In the 18th century, an Italian entrepreneur decided to build a wooden theater on the damned site. But the theater building burned down three times.

In the middle of the 19th century, the swamps were drained and the construction of the Nikolaevsky railway station began. It was named so in memory of Emperor Nicholas I. The station was to connect Moscow with the then capital - Petersburg, now it is called Leningrad. There were many problems with construction: more than once workers died, walls collapsed, and they had to be rebuilt … Later, two more stations were erected here - Yaroslavsky and Ryazansky (future Kazansky), and then, already under Soviet rule, a metro station appeared.

In July 1934, at a depth of eight meters, workers stumbled upon some kind of buildings. It turned out that they are at least 6-7 centuries old. Archaeologists decided to arrange excavations, but suddenly a heavy rain began in Moscow, which did not stop for several days. As a result, the adit, where the old buildings were discovered, was flooded, and its frame began to collapse. Komsomol metro builders with incredible efforts prevented the collapse. After that, in honor of their labor feat, both the former Kalanchevskaya square and the metro station were named "Komsomolskaya".

They say that chronal anomalies are observed in the area of three stations. For example, passengers were late for the train, as it seemed to them that several minutes had passed, but in fact - hours … In addition, people here repeatedly disappeared.

And sometimes a mysterious old man with a long stick, dressed in rags, appears on the square of three stations.
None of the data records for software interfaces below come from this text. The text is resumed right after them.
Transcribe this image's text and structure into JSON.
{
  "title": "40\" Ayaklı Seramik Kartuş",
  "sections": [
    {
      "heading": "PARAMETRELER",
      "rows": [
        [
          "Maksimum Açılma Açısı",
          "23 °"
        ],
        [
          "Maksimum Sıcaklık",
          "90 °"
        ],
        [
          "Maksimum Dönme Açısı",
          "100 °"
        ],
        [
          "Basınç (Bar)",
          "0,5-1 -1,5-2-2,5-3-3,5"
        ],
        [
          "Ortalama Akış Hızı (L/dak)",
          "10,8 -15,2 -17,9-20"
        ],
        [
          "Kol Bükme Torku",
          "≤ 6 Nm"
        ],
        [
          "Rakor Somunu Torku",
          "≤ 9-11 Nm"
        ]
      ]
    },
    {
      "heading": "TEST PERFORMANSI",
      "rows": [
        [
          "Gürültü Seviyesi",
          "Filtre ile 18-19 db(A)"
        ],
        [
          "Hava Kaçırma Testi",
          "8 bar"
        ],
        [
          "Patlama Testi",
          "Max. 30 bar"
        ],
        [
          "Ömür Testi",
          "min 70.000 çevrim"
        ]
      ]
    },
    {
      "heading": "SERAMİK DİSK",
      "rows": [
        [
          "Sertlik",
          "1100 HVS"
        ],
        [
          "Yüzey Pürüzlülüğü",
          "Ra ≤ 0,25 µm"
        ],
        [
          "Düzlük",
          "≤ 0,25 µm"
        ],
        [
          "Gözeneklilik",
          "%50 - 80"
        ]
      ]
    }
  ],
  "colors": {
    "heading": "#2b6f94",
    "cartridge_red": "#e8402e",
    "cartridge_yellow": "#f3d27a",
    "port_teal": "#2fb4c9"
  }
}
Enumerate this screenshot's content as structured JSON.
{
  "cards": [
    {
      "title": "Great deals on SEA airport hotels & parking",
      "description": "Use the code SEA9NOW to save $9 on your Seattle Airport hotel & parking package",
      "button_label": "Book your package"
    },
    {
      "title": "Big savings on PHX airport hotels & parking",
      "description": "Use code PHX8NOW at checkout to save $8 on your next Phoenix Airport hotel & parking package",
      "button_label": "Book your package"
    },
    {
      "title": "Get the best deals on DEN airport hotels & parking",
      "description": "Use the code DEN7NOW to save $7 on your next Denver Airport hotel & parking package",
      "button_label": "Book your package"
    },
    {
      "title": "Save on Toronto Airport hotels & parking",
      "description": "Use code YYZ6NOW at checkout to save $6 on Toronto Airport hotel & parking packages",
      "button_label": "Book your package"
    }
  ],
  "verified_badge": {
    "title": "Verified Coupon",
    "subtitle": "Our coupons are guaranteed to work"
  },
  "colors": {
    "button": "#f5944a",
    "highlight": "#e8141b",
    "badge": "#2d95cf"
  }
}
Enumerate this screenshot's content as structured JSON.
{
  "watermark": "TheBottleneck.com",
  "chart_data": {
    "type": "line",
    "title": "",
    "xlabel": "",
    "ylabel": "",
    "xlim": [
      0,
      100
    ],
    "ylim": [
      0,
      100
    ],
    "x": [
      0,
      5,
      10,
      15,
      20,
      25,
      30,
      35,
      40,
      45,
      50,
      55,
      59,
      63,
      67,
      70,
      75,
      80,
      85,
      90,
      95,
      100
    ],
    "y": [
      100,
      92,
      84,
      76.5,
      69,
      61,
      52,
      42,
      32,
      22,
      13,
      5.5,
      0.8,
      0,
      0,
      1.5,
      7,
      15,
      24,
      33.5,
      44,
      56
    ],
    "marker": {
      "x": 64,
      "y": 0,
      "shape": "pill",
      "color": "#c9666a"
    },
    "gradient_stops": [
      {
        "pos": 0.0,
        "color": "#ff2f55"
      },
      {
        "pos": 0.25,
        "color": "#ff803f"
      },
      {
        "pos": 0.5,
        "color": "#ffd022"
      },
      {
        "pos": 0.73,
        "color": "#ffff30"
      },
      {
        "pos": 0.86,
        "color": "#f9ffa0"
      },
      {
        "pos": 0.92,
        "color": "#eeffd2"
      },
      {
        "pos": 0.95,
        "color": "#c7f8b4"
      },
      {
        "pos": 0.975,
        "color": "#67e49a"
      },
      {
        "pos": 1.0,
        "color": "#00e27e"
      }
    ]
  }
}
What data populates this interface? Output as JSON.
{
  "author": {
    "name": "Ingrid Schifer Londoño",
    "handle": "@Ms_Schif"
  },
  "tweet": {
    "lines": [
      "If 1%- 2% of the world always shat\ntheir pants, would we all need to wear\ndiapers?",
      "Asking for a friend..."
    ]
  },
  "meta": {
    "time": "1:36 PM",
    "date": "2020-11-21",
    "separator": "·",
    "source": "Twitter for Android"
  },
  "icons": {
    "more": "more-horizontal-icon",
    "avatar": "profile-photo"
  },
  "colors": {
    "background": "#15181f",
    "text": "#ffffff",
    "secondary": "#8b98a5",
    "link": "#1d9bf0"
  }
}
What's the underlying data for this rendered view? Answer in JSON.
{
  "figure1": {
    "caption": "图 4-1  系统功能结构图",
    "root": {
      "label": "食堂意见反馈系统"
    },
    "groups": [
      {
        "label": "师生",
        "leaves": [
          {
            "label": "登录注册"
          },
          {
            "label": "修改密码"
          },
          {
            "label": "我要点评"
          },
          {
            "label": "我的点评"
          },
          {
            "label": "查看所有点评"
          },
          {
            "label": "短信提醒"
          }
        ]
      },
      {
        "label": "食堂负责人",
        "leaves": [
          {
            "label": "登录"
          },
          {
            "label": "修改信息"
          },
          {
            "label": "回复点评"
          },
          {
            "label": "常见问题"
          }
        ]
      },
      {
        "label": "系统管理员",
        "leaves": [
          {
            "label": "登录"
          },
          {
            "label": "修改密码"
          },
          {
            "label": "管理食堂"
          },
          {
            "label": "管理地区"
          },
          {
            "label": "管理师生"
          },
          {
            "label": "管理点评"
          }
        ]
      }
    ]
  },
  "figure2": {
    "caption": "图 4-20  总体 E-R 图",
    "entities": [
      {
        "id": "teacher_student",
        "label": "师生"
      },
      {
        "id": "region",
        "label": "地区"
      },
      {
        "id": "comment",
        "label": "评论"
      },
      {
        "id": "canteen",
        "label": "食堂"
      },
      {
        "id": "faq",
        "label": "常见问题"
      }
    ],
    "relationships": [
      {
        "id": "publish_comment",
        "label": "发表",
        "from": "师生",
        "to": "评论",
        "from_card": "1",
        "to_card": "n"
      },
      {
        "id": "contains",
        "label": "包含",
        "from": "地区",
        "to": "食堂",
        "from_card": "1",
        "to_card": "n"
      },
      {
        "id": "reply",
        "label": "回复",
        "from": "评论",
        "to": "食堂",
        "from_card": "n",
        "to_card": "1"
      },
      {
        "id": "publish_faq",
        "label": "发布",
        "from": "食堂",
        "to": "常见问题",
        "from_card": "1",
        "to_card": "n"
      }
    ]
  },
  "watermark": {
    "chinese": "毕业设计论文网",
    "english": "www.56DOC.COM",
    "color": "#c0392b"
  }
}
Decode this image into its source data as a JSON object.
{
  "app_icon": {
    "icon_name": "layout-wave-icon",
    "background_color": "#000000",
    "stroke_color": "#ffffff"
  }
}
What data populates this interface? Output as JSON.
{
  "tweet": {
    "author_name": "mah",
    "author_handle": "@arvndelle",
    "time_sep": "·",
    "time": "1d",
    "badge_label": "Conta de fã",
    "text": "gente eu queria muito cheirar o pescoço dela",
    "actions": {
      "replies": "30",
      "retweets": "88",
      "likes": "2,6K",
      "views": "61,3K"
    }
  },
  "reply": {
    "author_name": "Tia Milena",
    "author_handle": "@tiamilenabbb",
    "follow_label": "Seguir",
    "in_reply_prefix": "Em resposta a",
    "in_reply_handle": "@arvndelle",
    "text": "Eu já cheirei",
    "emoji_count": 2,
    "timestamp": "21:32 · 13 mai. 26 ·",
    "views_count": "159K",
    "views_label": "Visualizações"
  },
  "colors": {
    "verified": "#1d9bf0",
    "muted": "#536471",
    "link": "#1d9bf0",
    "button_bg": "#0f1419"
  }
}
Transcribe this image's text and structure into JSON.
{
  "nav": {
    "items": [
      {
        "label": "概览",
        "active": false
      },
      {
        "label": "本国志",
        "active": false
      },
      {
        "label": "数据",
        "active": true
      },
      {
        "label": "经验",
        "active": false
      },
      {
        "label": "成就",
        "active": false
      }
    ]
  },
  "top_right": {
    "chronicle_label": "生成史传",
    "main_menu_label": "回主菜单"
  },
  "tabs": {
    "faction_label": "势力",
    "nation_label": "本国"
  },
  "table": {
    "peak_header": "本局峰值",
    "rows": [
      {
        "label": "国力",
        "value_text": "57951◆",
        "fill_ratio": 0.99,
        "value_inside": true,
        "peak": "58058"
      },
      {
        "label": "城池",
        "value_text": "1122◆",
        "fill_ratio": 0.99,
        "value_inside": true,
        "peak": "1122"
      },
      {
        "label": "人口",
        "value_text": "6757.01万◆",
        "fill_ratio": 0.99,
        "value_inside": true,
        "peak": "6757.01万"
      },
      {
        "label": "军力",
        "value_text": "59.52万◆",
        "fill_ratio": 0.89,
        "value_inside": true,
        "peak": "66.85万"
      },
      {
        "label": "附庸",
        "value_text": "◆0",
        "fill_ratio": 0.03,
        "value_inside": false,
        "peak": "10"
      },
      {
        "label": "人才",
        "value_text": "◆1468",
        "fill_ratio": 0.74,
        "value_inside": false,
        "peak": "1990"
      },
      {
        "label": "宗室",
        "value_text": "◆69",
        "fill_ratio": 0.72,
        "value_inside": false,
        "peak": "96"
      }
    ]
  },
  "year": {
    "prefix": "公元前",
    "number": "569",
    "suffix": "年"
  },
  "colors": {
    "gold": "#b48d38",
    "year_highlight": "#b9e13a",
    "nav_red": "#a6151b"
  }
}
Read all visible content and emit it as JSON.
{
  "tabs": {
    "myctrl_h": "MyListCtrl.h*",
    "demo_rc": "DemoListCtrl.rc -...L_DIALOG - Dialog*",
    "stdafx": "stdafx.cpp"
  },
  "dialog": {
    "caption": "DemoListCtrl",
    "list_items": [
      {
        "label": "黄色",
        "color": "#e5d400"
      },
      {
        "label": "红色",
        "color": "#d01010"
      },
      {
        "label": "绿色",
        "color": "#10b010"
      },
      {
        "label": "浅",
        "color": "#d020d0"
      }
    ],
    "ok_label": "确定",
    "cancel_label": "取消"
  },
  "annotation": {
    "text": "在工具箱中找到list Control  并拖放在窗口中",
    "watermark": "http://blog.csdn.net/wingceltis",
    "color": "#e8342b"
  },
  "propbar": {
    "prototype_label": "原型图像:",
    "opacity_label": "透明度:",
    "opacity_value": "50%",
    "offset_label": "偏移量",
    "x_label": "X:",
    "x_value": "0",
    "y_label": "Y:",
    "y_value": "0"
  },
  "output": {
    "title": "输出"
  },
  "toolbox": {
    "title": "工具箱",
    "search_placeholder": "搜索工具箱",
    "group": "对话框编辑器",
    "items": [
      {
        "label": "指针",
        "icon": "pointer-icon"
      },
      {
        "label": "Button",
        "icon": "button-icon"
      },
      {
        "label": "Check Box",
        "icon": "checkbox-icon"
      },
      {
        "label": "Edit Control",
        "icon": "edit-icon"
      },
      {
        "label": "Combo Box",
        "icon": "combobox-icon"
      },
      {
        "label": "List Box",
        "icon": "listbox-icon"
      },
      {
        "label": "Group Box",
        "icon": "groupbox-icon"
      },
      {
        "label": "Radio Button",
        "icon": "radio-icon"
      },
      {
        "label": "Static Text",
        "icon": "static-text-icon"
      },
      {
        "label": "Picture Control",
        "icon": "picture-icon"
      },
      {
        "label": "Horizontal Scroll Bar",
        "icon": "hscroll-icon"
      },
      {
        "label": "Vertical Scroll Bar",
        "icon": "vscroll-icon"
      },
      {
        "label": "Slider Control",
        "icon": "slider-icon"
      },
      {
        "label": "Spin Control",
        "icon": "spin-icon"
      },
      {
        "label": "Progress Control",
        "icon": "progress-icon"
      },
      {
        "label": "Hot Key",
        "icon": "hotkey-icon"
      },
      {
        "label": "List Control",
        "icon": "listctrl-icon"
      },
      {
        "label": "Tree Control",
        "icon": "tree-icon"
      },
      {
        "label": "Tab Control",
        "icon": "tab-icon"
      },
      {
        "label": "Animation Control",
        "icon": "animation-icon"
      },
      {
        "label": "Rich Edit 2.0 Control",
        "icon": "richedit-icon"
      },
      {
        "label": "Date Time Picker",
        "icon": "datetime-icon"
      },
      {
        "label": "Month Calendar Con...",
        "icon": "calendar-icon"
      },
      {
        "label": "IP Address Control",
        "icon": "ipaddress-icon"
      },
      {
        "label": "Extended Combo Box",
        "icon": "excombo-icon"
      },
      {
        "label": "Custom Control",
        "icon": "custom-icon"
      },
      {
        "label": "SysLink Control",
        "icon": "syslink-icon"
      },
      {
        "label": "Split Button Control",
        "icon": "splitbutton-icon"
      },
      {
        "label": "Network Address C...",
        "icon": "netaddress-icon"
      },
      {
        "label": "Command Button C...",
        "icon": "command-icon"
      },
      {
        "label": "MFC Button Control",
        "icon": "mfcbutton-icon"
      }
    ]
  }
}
He stops in front of the Kazan station, falls to his knees and crosses himself three times. And then it disappears to no one knows where. There is an assumption that this is the same wanderer who was not allowed to stay for the night by the monks. Now he is trying to atone for his sin …

The curse of the abbess

The Cathedral of Christ the Savior was originally laid in 1817 on the Sparrow Hills. However, the project was never implemented: 22 years later, the cathedral began to be built in a new place - near Borovitsky Hill.

The tsar ordered to demolish the buildings there, including the Alekseevsky nunnery - a 17th century monument, which was transferred to Krasnoe Selo in 1836. Here is what I. M. Lyubimov in his book "Little-known Moscow": "… The nuns of the Alekseevsky Monastery have finished their last divine service. The monastic utensils were loaded onto carts, but the abbess of the monastery, the abbess, still did not appear. And suddenly, unexpectedly leaving the cell, she ordered herself to be chained to an oak tree. The nuns, who were trained in advance and loyal to her, immediately fulfilled the abbess's wish. The abbess's refusal to leave the monastery was interpreted by the authorities as a riot, as disobedience to the decree of Nicholas I. Therefore, the abbess was freed from the fetters and forcibly driven out of the gate. Turning around, she said: "There will be nothing to stand here!"

Construction began only in 1839 and lasted for almost 44 years. The consecration took place on May 26 (June 7), 1883.

Since January 1918, state funding of churches has been discontinued. And on July 13, 1931, at a meeting of the USSR Central Executive Committee, it was decided to demolish the cathedral and build a Palace of Soviets in its place. On December 5, 1931, the cathedral was blown up. It took a whole year and a half to clear the rubble.

However, the pompous Palace of the Soviets, the construction of which began in 1937, was never completed - the Great Patriotic War interfered. From 1960 to 1994, on the site of the destroyed church, the Moskva swimming pool was located, and then the construction of a new cathedral began. It was completed by 1999.

Although the Cathedral of Christ the Savior is the central cathedral not only of the capital, but of the whole of Russia, the attitude of Russians towards it is ambiguous: some call it a "remake" and argue that there is "unfavorable energy." They also remember the curse of the abbess of the Alekseevsky monastery …